The study presented here investigates Mandler's (1983) claim that memory for scenes is qualitatively similar in children and adults. We assessed 5- to 7-year-olds' and adults' memory for inventory information in scenes as assessed by type changes, in which one object is replaced by a conceptually different object. We tested for effects of three schema-related processes on scene memory. Results showed that both children and adults used two of those processes, which we have called the added unexpected object effect and the congruency effect. In the added unexpected object effect viewers tended to correctly reject any distractor scenes in which a new unexpected object was added. In the congruency effect viewers tended to correctly reject distractor scenes that contained a new unexpected object if each of the original scenes that they had viewed had contained all expected objects, and vice versa.

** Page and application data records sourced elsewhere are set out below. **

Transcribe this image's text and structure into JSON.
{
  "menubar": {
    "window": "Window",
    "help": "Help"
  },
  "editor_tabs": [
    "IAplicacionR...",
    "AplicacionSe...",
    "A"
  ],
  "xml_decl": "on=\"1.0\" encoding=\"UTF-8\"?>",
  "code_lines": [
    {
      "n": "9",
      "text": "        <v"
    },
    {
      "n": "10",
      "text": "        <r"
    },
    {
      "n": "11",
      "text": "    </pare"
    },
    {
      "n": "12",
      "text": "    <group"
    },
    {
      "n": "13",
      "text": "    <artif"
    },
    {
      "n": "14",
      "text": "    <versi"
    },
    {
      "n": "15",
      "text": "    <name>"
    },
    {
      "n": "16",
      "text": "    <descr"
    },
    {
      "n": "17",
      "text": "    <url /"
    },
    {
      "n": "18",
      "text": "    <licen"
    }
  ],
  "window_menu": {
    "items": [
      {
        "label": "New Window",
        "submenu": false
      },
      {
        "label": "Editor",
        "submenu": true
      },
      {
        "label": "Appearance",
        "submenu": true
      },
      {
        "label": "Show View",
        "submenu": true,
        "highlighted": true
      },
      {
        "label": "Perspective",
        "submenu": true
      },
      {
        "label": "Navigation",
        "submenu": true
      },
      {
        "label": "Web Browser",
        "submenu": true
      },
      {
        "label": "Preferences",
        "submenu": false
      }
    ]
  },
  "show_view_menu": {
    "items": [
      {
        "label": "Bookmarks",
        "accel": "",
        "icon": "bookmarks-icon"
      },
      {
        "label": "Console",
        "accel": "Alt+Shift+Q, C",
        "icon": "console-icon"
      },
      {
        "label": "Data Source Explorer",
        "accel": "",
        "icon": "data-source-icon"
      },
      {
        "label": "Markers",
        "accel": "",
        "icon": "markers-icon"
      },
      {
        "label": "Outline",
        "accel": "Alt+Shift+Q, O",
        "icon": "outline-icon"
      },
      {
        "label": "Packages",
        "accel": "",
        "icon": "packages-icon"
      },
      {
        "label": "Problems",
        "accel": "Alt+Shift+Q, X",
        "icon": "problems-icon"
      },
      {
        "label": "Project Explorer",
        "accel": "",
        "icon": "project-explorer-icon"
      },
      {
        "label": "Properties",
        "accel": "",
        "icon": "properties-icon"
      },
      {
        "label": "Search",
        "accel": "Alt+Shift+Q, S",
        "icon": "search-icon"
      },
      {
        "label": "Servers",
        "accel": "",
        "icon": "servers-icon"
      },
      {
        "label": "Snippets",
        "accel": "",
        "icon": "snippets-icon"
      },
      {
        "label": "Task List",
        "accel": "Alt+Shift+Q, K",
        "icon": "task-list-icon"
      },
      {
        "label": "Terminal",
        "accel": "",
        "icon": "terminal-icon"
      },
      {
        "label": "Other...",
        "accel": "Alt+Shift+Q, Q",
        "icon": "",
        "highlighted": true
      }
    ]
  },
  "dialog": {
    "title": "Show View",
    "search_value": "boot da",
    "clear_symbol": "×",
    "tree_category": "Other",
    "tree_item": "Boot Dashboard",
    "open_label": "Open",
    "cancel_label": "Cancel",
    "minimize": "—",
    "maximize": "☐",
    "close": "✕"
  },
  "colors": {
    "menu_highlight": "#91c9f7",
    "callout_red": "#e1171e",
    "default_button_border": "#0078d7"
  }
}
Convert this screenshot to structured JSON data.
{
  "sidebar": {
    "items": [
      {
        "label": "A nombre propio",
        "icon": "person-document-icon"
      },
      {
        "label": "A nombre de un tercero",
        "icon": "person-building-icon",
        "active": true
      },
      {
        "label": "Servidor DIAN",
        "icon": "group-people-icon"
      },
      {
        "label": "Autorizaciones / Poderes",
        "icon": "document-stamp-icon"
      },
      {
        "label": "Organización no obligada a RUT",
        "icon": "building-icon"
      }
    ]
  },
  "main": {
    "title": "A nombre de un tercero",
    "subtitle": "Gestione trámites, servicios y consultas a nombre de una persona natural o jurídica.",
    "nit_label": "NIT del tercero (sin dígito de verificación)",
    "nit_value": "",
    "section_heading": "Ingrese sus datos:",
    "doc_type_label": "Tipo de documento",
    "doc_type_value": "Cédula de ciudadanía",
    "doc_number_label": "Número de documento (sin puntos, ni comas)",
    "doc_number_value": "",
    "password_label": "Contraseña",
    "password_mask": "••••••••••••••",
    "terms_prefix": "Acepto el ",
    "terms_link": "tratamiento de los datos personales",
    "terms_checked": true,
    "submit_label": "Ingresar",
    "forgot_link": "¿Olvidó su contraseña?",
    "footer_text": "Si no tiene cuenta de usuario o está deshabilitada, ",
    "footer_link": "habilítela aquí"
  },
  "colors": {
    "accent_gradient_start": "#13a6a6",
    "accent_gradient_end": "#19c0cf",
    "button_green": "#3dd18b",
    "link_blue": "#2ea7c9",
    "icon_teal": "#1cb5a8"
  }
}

There was no evidence at either age for what we have called the deleted unexpected object effect, in which viewers would notice that an unexpected object in the original scene was now missing in the distractor scene. The only developmental difference was that adults appeared to give relatively greater weight to the added unexpected object effect than to the congruency effect, whereas children weighted them equally. We conclude by speculating on the role of metacognitive awareness in the developmental trend toward greater influence from the added unexpected object effect in memory for scenes.
ASJC Scopus subject areas
- Experimental and Cognitive Psychology
- Developmental and Educational Psychology